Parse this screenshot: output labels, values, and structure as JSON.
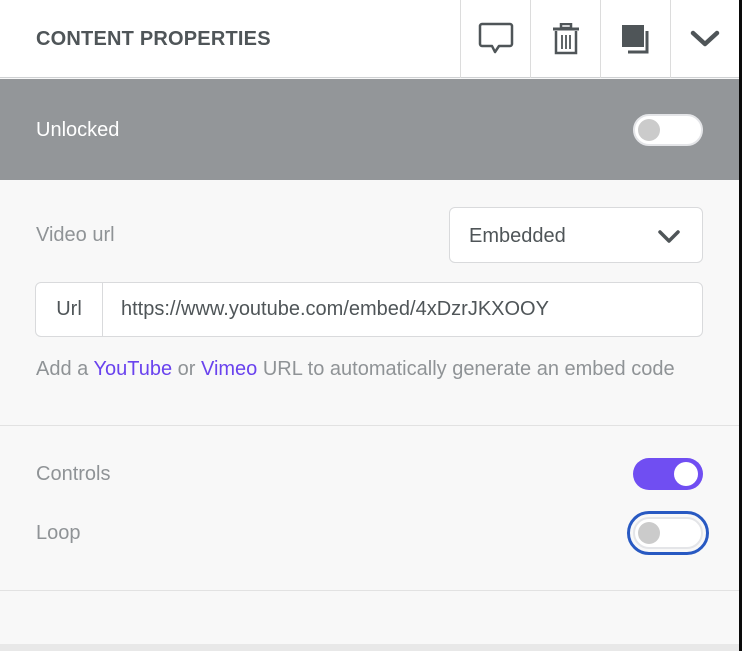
{
  "header": {
    "title": "CONTENT PROPERTIES",
    "actions": [
      {
        "name": "comment",
        "icon": "comment-icon"
      },
      {
        "name": "delete",
        "icon": "trash-icon"
      },
      {
        "name": "duplicate",
        "icon": "duplicate-icon"
      },
      {
        "name": "collapse",
        "icon": "chevron-down-icon"
      }
    ]
  },
  "lock": {
    "label": "Unlocked",
    "enabled": false
  },
  "video": {
    "label": "Video url",
    "source_select": {
      "value": "Embedded"
    },
    "url": {
      "addon_label": "Url",
      "value": "https://www.youtube.com/embed/4xDzrJKXOOY"
    },
    "help": {
      "prefix": "Add a ",
      "link1": "YouTube",
      "middle": " or ",
      "link2": "Vimeo",
      "suffix": " URL to automatically generate an embed code"
    }
  },
  "options": {
    "controls": {
      "label": "Controls",
      "enabled": true
    },
    "loop": {
      "label": "Loop",
      "enabled": false,
      "focused": true
    }
  },
  "colors": {
    "accent": "#704ef2",
    "link": "#6a43ee",
    "lock_bar": "#939699",
    "focus_ring": "#2859c2"
  }
}
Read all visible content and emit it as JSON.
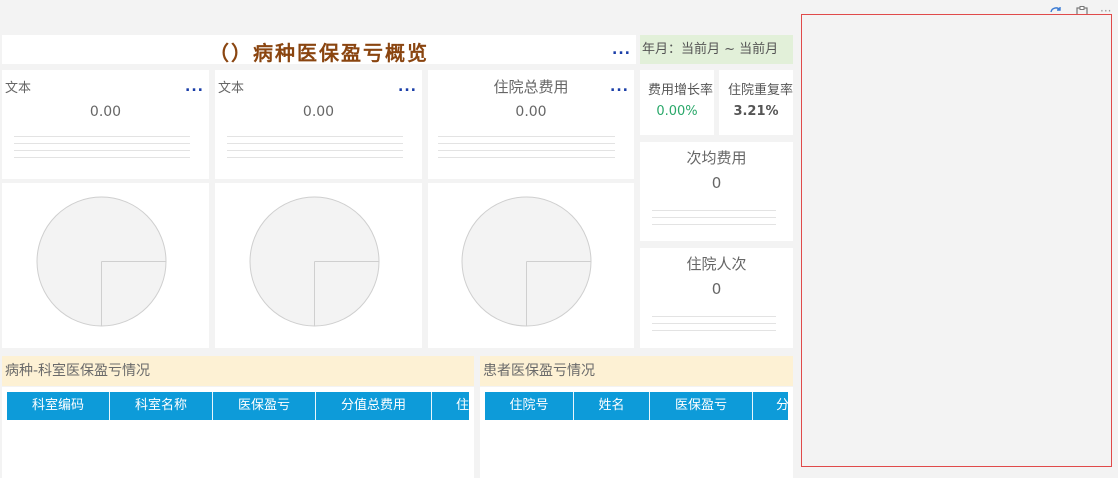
{
  "title": "（）病种医保盈亏概览",
  "date_range": "年月：当前月 ~ 当前月",
  "more_label": "...",
  "cards": [
    {
      "label": "文本",
      "value": "0.00"
    },
    {
      "label": "文本",
      "value": "0.00"
    },
    {
      "label": "住院总费用",
      "value": "0.00"
    }
  ],
  "small_boxes": [
    {
      "label": "费用增长率",
      "value": "0.00%",
      "color": "#2aa86a"
    },
    {
      "label": "住院重复率",
      "value": "3.21%",
      "color": "#555555"
    }
  ],
  "side_metrics": [
    {
      "label": "次均费用",
      "value": "0"
    },
    {
      "label": "住院人次",
      "value": "0"
    }
  ],
  "sections": {
    "dept": {
      "title": "病种-科室医保盈亏情况",
      "columns": [
        "科室编码",
        "科室名称",
        "医保盈亏",
        "分值总费用",
        "住"
      ]
    },
    "patient": {
      "title": "患者医保盈亏情况",
      "columns": [
        "住院号",
        "姓名",
        "医保盈亏",
        "分"
      ]
    }
  },
  "toolbar": {
    "refresh_icon": "refresh-icon",
    "clipboard_icon": "clipboard-icon",
    "more": "···"
  },
  "colors": {
    "title": "#8a4510",
    "header_blue": "#0d9bd9",
    "section_bg": "#fdf1d4",
    "date_bg": "#e2f0d9",
    "panel_border": "#e04a4a"
  }
}
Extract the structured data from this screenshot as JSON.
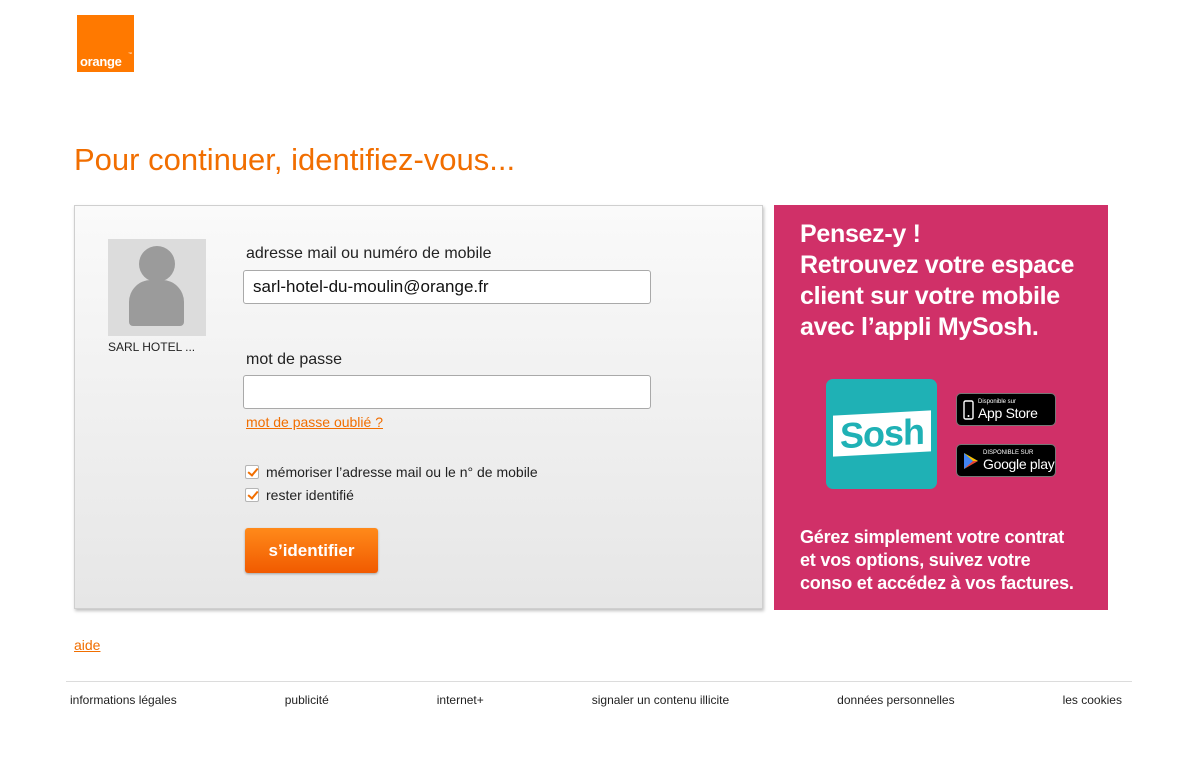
{
  "logo": {
    "text": "orange",
    "tm": "™"
  },
  "page_title": "Pour continuer, identifiez-vous...",
  "account": {
    "name": "SARL HOTEL ..."
  },
  "form": {
    "email_label": "adresse mail ou numéro de mobile",
    "email_value": "sarl-hotel-du-moulin@orange.fr",
    "password_label": "mot de passe",
    "password_value": "",
    "forgot_password": "mot de passe oublié ?",
    "remember_label": "mémoriser l’adresse mail ou le n° de mobile",
    "remember_checked": true,
    "stay_logged_label": "rester identifié",
    "stay_logged_checked": true,
    "submit_label": "s’identifier"
  },
  "promo": {
    "title_lines": [
      "Pensez-y !",
      "Retrouvez votre espace",
      "client sur votre mobile",
      "avec l’appli MySosh."
    ],
    "app_name": "Sosh",
    "app_store": {
      "small": "Disponible sur",
      "big": "App Store"
    },
    "google_play": {
      "small": "DISPONIBLE SUR",
      "big": "Google play"
    },
    "desc_lines": [
      "Gérez simplement votre contrat",
      "et vos options, suivez votre",
      "conso et accédez à vos factures."
    ],
    "background_color": "#d03068",
    "tile_color": "#1fb1b5"
  },
  "help_link": "aide",
  "footer": {
    "links": [
      "informations légales",
      "publicité",
      "internet+",
      "signaler un contenu illicite",
      "données personnelles",
      "les cookies"
    ]
  },
  "colors": {
    "brand": "#ff7900",
    "link": "#f16e00"
  }
}
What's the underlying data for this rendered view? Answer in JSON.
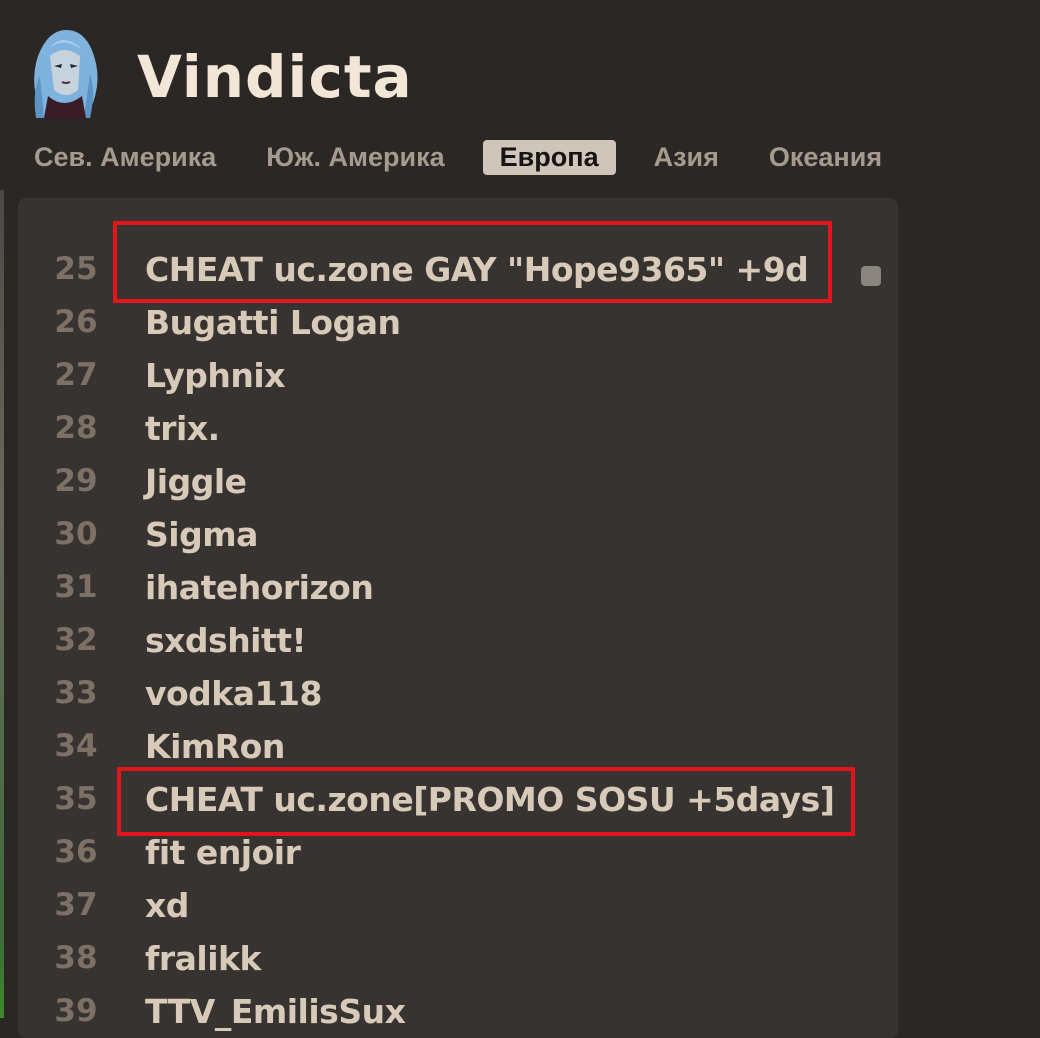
{
  "hero": {
    "name": "Vindicta",
    "icon": "vindicta-portrait-icon"
  },
  "region_tabs": [
    {
      "label": "Сев. Америка",
      "active": false
    },
    {
      "label": "Юж. Америка",
      "active": false
    },
    {
      "label": "Европа",
      "active": true
    },
    {
      "label": "Азия",
      "active": false
    },
    {
      "label": "Океания",
      "active": false
    }
  ],
  "leaderboard": {
    "rows": [
      {
        "rank": "25",
        "name": "CHEAT uc.zone GAY \"Hope9365\" +9d",
        "highlighted": true
      },
      {
        "rank": "26",
        "name": "Bugatti Logan",
        "highlighted": false
      },
      {
        "rank": "27",
        "name": "Lyphnix",
        "highlighted": false
      },
      {
        "rank": "28",
        "name": "trix.",
        "highlighted": false
      },
      {
        "rank": "29",
        "name": "Jiggle",
        "highlighted": false
      },
      {
        "rank": "30",
        "name": "Sigma",
        "highlighted": false
      },
      {
        "rank": "31",
        "name": "ihatehorizon",
        "highlighted": false
      },
      {
        "rank": "32",
        "name": "sxdshitt!",
        "highlighted": false
      },
      {
        "rank": "33",
        "name": "vodka118",
        "highlighted": false
      },
      {
        "rank": "34",
        "name": "KimRon",
        "highlighted": false
      },
      {
        "rank": "35",
        "name": "CHEAT uc.zone[PROMO SOSU +5days]",
        "highlighted": true
      },
      {
        "rank": "36",
        "name": "fit enjoir",
        "highlighted": false
      },
      {
        "rank": "37",
        "name": "xd",
        "highlighted": false
      },
      {
        "rank": "38",
        "name": "fralikk",
        "highlighted": false
      },
      {
        "rank": "39",
        "name": "TTV_EmilisSux",
        "highlighted": false
      }
    ]
  },
  "colors": {
    "background": "#2a2724",
    "panel": "#363330",
    "title": "#f2e6d6",
    "tab_text": "#a59a8e",
    "tab_active_bg": "#cfc5b8",
    "rank_text": "#7d7166",
    "name_text": "#d8cab9",
    "highlight_border": "#e0161c"
  }
}
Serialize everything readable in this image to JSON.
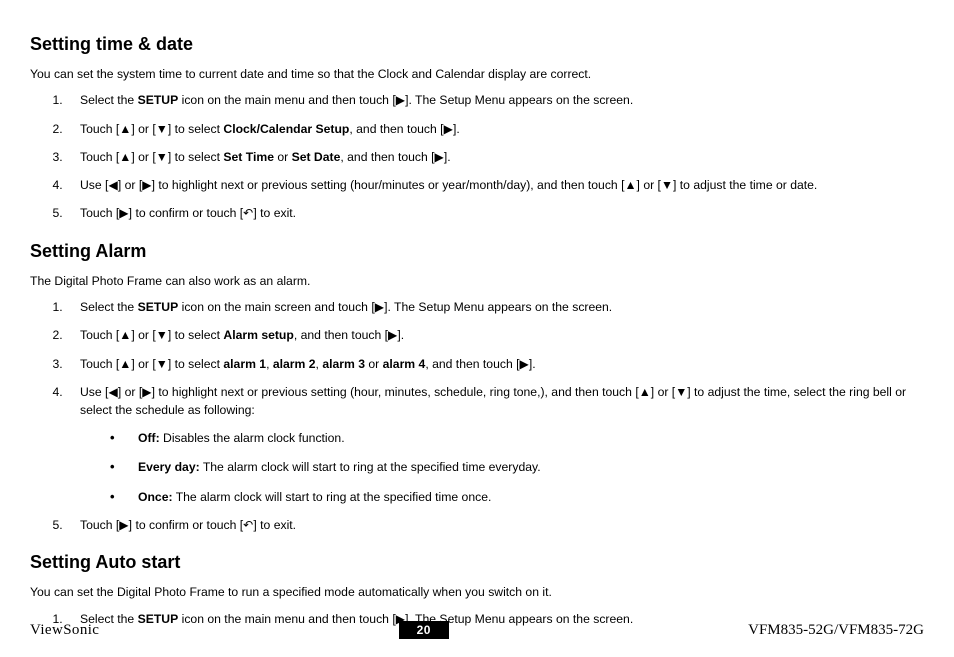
{
  "icons": {
    "right": "▶",
    "left": "◀",
    "up": "▲",
    "down": "▼",
    "back": "↶"
  },
  "sections": {
    "timeDate": {
      "heading": "Setting time & date",
      "intro": "You can set the system time to current date and time so that the Clock and Calendar display are correct.",
      "steps": {
        "s1a": "Select the ",
        "s1b": "SETUP",
        "s1c": " icon on the main menu and then touch [",
        "s1d": "]. The Setup Menu appears on the screen.",
        "s2a": "Touch [",
        "s2b": "] or [",
        "s2c": "] to select ",
        "s2d": "Clock/Calendar Setup",
        "s2e": ", and then touch [",
        "s2f": "].",
        "s3a": "Touch [",
        "s3b": "] or [",
        "s3c": "] to select ",
        "s3d": "Set Time",
        "s3e": " or ",
        "s3f": "Set Date",
        "s3g": ", and then touch [",
        "s3h": "].",
        "s4a": "Use [",
        "s4b": "] or [",
        "s4c": "] to highlight next or previous setting (hour/minutes or year/month/day), and then touch [",
        "s4d": "] or [",
        "s4e": "] to adjust the time or date.",
        "s5a": "Touch [",
        "s5b": "] to confirm or touch [",
        "s5c": "] to exit."
      }
    },
    "alarm": {
      "heading": "Setting Alarm",
      "intro": "The Digital Photo Frame can also work as an alarm.",
      "steps": {
        "s1a": "Select the ",
        "s1b": "SETUP",
        "s1c": " icon on the main screen and touch [",
        "s1d": "]. The Setup Menu appears on the screen.",
        "s2a": "Touch [",
        "s2b": "] or [",
        "s2c": "] to select ",
        "s2d": "Alarm setup",
        "s2e": ", and then touch [",
        "s2f": "].",
        "s3a": "Touch [",
        "s3b": "] or [",
        "s3c": "] to select ",
        "s3d": "alarm 1",
        "s3e": ", ",
        "s3f": "alarm 2",
        "s3g": ", ",
        "s3h": "alarm 3",
        "s3i": " or ",
        "s3j": "alarm 4",
        "s3k": ", and then touch [",
        "s3l": "].",
        "s4a": "Use [",
        "s4b": "] or [",
        "s4c": "] to highlight next or previous setting (hour, minutes, schedule, ring tone,), and then touch [",
        "s4d": "] or [",
        "s4e": "] to adjust the time, select the ring bell or select the schedule as following:",
        "b1a": "Off:",
        "b1b": " Disables the alarm clock function.",
        "b2a": "Every day:",
        "b2b": " The alarm clock will start to ring at the specified time everyday.",
        "b3a": "Once:",
        "b3b": " The alarm clock will start to ring at the specified time once.",
        "s5a": "Touch [",
        "s5b": "] to confirm or touch [",
        "s5c": "] to exit."
      }
    },
    "autoStart": {
      "heading": "Setting Auto start",
      "intro": "You can set the Digital Photo Frame to run a specified mode automatically when you switch on it.",
      "steps": {
        "s1a": "Select the ",
        "s1b": "SETUP",
        "s1c": " icon on the main menu and then touch [",
        "s1d": "]. The Setup Menu appears on the screen."
      }
    }
  },
  "footer": {
    "brand": "ViewSonic",
    "page": "20",
    "model": "VFM835-52G/VFM835-72G"
  }
}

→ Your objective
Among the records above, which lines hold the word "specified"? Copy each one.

→ Task solution
        "b2b": " The alarm clock will start to ring at the specified time everyday.",
        "b3b": " The alarm clock will start to ring at the specified time once.",
      "intro": "You can set the Digital Photo Frame to run a specified mode automatically when you switch on it.",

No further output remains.